WHAT TO PRODUCE:
Everything in the listing below needs restating exactly, apart from the pictures.

_ _ _ _

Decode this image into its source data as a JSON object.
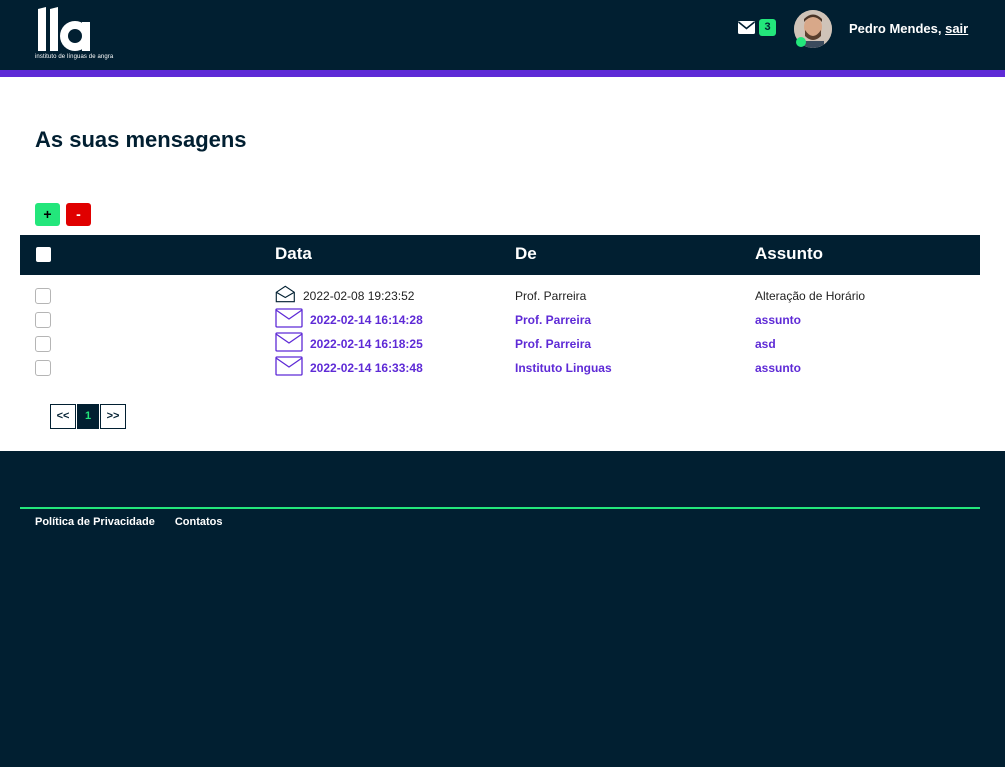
{
  "brand": {
    "logo_tagline": "instituto de línguas de angra"
  },
  "header": {
    "unread_count": "3",
    "user_name": "Pedro Mendes,",
    "logout_label": "sair"
  },
  "main": {
    "title": "As suas mensagens",
    "add_label": "+",
    "remove_label": "-",
    "columns": {
      "date": "Data",
      "from": "De",
      "subject": "Assunto"
    },
    "messages": [
      {
        "date": "2022-02-08 19:23:52",
        "from": "Prof. Parreira",
        "subject": "Alteração de Horário",
        "status": "read"
      },
      {
        "date": "2022-02-14 16:14:28",
        "from": "Prof. Parreira",
        "subject": "assunto",
        "status": "unread"
      },
      {
        "date": "2022-02-14 16:18:25",
        "from": "Prof. Parreira",
        "subject": "asd",
        "status": "unread"
      },
      {
        "date": "2022-02-14 16:33:48",
        "from": "Instituto Linguas",
        "subject": "assunto",
        "status": "unread"
      }
    ],
    "pagination": {
      "prev": "<<",
      "current": "1",
      "next": ">>"
    }
  },
  "footer": {
    "privacy_label": "Política de Privacidade",
    "contacts_label": "Contatos"
  },
  "colors": {
    "navy": "#011f31",
    "purple": "#5e2ad6",
    "green": "#23e67b",
    "red": "#e00000"
  }
}
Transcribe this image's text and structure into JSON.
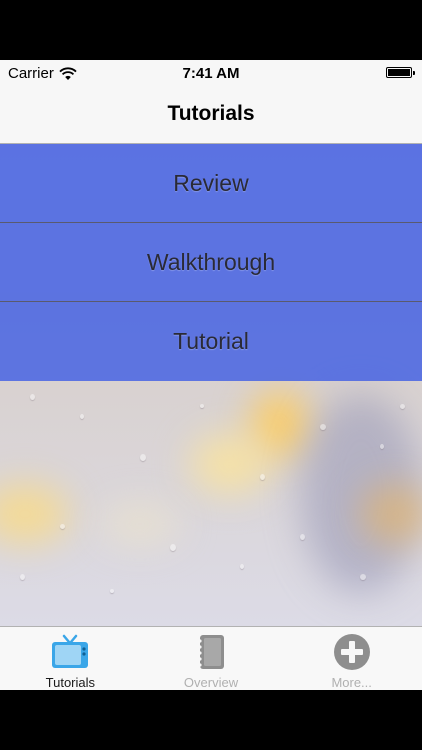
{
  "status_bar": {
    "carrier": "Carrier",
    "time": "7:41 AM",
    "battery_level": 1.0
  },
  "nav": {
    "title": "Tutorials"
  },
  "menu": {
    "items": [
      {
        "label": "Review"
      },
      {
        "label": "Walkthrough"
      },
      {
        "label": "Tutorial"
      }
    ],
    "row_color": "#4b67e2"
  },
  "tab_bar": {
    "tabs": [
      {
        "label": "Tutorials",
        "icon": "tv-icon",
        "active": true
      },
      {
        "label": "Overview",
        "icon": "notebook-icon",
        "active": false
      },
      {
        "label": "More...",
        "icon": "plus-circle-icon",
        "active": false
      }
    ],
    "active_color": "#3aa6e8",
    "inactive_color": "#8e8e8e"
  }
}
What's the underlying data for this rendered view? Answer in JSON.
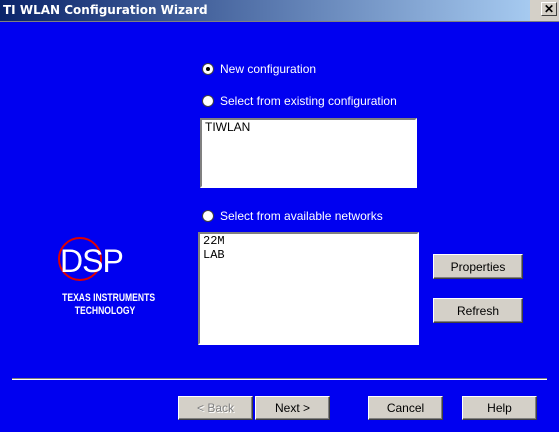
{
  "window": {
    "title": "TI WLAN Configuration Wizard",
    "close_glyph": "✕"
  },
  "options": {
    "new_config": "New configuration",
    "existing_config": "Select from existing configuration",
    "available_networks": "Select from available networks",
    "selected": "new_config"
  },
  "existing_list": [
    "TIWLAN"
  ],
  "network_list": [
    "22M",
    "LAB"
  ],
  "side_buttons": {
    "properties": "Properties",
    "refresh": "Refresh"
  },
  "logo": {
    "mark": "DSP",
    "line1": "TEXAS INSTRUMENTS",
    "line2": "TECHNOLOGY"
  },
  "footer": {
    "back": "< Back",
    "next": "Next >",
    "cancel": "Cancel",
    "help": "Help"
  },
  "colors": {
    "background": "#0000f0",
    "logo_circle": "#e00000"
  }
}
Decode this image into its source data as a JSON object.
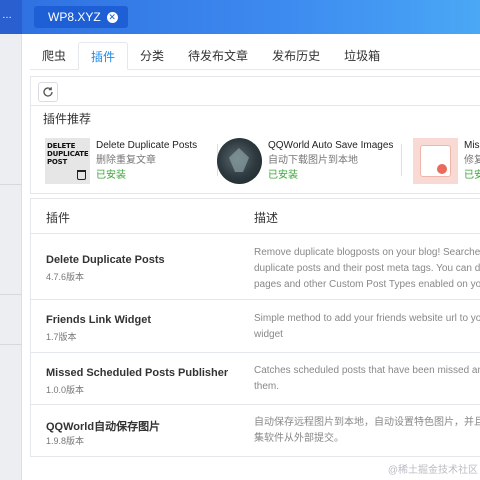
{
  "browser_tab": {
    "title": "WP8.XYZ"
  },
  "nav": {
    "tabs": [
      {
        "label": "爬虫"
      },
      {
        "label": "插件"
      },
      {
        "label": "分类"
      },
      {
        "label": "待发布文章"
      },
      {
        "label": "发布历史"
      },
      {
        "label": "垃圾箱"
      }
    ],
    "active_tab": "插件"
  },
  "recommend": {
    "title": "插件推荐",
    "cards": [
      {
        "name": "Delete Duplicate Posts",
        "desc": "删除重复文章",
        "status": "已安装",
        "thumb_text": "DELETE DUPLICATE POST"
      },
      {
        "name": "QQWorld Auto Save Images",
        "desc": "自动下载图片到本地",
        "status": "已安装"
      },
      {
        "name": "Miss",
        "desc": "修复",
        "status": "已安"
      }
    ]
  },
  "table": {
    "headers": {
      "plugin": "插件",
      "description": "描述"
    },
    "rows": [
      {
        "name": "Delete Duplicate Posts",
        "version": "4.7.6版本",
        "desc_lines": [
          "Remove duplicate blogposts on your blog! Searches",
          "duplicate posts and their post meta tags. You can de",
          "pages and other Custom Post Types enabled on you"
        ]
      },
      {
        "name": "Friends Link Widget",
        "version": "1.7版本",
        "desc_lines": [
          "Simple method to add your friends website url to yo",
          "widget"
        ]
      },
      {
        "name": "Missed Scheduled Posts Publisher",
        "version": "1.0.0版本",
        "desc_lines": [
          "Catches scheduled posts that have been missed and",
          "them."
        ]
      },
      {
        "name": "QQWorld自动保存图片",
        "version": "1.9.8版本",
        "desc_lines": [
          "自动保存远程图片到本地，自动设置特色图片，并且",
          "集软件从外部提交。"
        ]
      }
    ]
  },
  "watermark": "@稀土掘金技术社区",
  "colors": {
    "accent": "#1e88e5",
    "installed": "#3aa63a",
    "topbar": "#3d8bf0"
  }
}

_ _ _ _

SOLUTION TO THIS TASK:
Decode this image into its source data as a JSON object.
{
  "brand": {
    "logo_tagline": "instituto de línguas de angra"
  },
  "header": {
    "unread_count": "3",
    "user_name": "Pedro Mendes,",
    "logout_label": "sair"
  },
  "main": {
    "title": "As suas mensagens",
    "add_label": "+",
    "remove_label": "-",
    "columns": {
      "date": "Data",
      "from": "De",
      "subject": "Assunto"
    },
    "messages": [
      {
        "date": "2022-02-08 19:23:52",
        "from": "Prof. Parreira",
        "subject": "Alteração de Horário",
        "status": "read"
      },
      {
        "date": "2022-02-14 16:14:28",
        "from": "Prof. Parreira",
        "subject": "assunto",
        "status": "unread"
      },
      {
        "date": "2022-02-14 16:18:25",
        "from": "Prof. Parreira",
        "subject": "asd",
        "status": "unread"
      },
      {
        "date": "2022-02-14 16:33:48",
        "from": "Instituto Linguas",
        "subject": "assunto",
        "status": "unread"
      }
    ],
    "pagination": {
      "prev": "<<",
      "current": "1",
      "next": ">>"
    }
  },
  "footer": {
    "privacy_label": "Política de Privacidade",
    "contacts_label": "Contatos"
  },
  "colors": {
    "navy": "#011f31",
    "purple": "#5e2ad6",
    "green": "#23e67b",
    "red": "#e00000"
  }
}
Transcribe this image's text and structure into JSON.
{
  "status_bar": {
    "carrier": "Carrier",
    "time": "7:41 AM",
    "battery_level": 1.0
  },
  "nav": {
    "title": "Tutorials"
  },
  "menu": {
    "items": [
      {
        "label": "Review"
      },
      {
        "label": "Walkthrough"
      },
      {
        "label": "Tutorial"
      }
    ],
    "row_color": "#4b67e2"
  },
  "tab_bar": {
    "tabs": [
      {
        "label": "Tutorials",
        "icon": "tv-icon",
        "active": true
      },
      {
        "label": "Overview",
        "icon": "notebook-icon",
        "active": false
      },
      {
        "label": "More...",
        "icon": "plus-circle-icon",
        "active": false
      }
    ],
    "active_color": "#3aa6e8",
    "inactive_color": "#8e8e8e"
  }
}
What's the underlying data for this rendered view? Answer in JSON.
{
  "window": {
    "title": "TI WLAN Configuration Wizard",
    "close_glyph": "✕"
  },
  "options": {
    "new_config": "New configuration",
    "existing_config": "Select from existing configuration",
    "available_networks": "Select from available networks",
    "selected": "new_config"
  },
  "existing_list": [
    "TIWLAN"
  ],
  "network_list": [
    "22M",
    "LAB"
  ],
  "side_buttons": {
    "properties": "Properties",
    "refresh": "Refresh"
  },
  "logo": {
    "mark": "DSP",
    "line1": "TEXAS INSTRUMENTS",
    "line2": "TECHNOLOGY"
  },
  "footer": {
    "back": "< Back",
    "next": "Next >",
    "cancel": "Cancel",
    "help": "Help"
  },
  "colors": {
    "background": "#0000f0",
    "logo_circle": "#e00000"
  }
}
Decode this image into its source data as a JSON object.
{
  "browser_tab": {
    "title": "WP8.XYZ"
  },
  "nav": {
    "tabs": [
      {
        "label": "爬虫"
      },
      {
        "label": "插件"
      },
      {
        "label": "分类"
      },
      {
        "label": "待发布文章"
      },
      {
        "label": "发布历史"
      },
      {
        "label": "垃圾箱"
      }
    ],
    "active_tab": "插件"
  },
  "recommend": {
    "title": "插件推荐",
    "cards": [
      {
        "name": "Delete Duplicate Posts",
        "desc": "删除重复文章",
        "status": "已安装",
        "thumb_text": "DELETE DUPLICATE POST"
      },
      {
        "name": "QQWorld Auto Save Images",
        "desc": "自动下载图片到本地",
        "status": "已安装"
      },
      {
        "name": "Miss",
        "desc": "修复",
        "status": "已安"
      }
    ]
  },
  "table": {
    "headers": {
      "plugin": "插件",
      "description": "描述"
    },
    "rows": [
      {
        "name": "Delete Duplicate Posts",
        "version": "4.7.6版本",
        "desc_lines": [
          "Remove duplicate blogposts on your blog! Searches",
          "duplicate posts and their post meta tags. You can de",
          "pages and other Custom Post Types enabled on you"
        ]
      },
      {
        "name": "Friends Link Widget",
        "version": "1.7版本",
        "desc_lines": [
          "Simple method to add your friends website url to yo",
          "widget"
        ]
      },
      {
        "name": "Missed Scheduled Posts Publisher",
        "version": "1.0.0版本",
        "desc_lines": [
          "Catches scheduled posts that have been missed and",
          "them."
        ]
      },
      {
        "name": "QQWorld自动保存图片",
        "version": "1.9.8版本",
        "desc_lines": [
          "自动保存远程图片到本地，自动设置特色图片，并且",
          "集软件从外部提交。"
        ]
      }
    ]
  },
  "watermark": "@稀土掘金技术社区",
  "colors": {
    "accent": "#1e88e5",
    "installed": "#3aa63a",
    "topbar": "#3d8bf0"
  }
}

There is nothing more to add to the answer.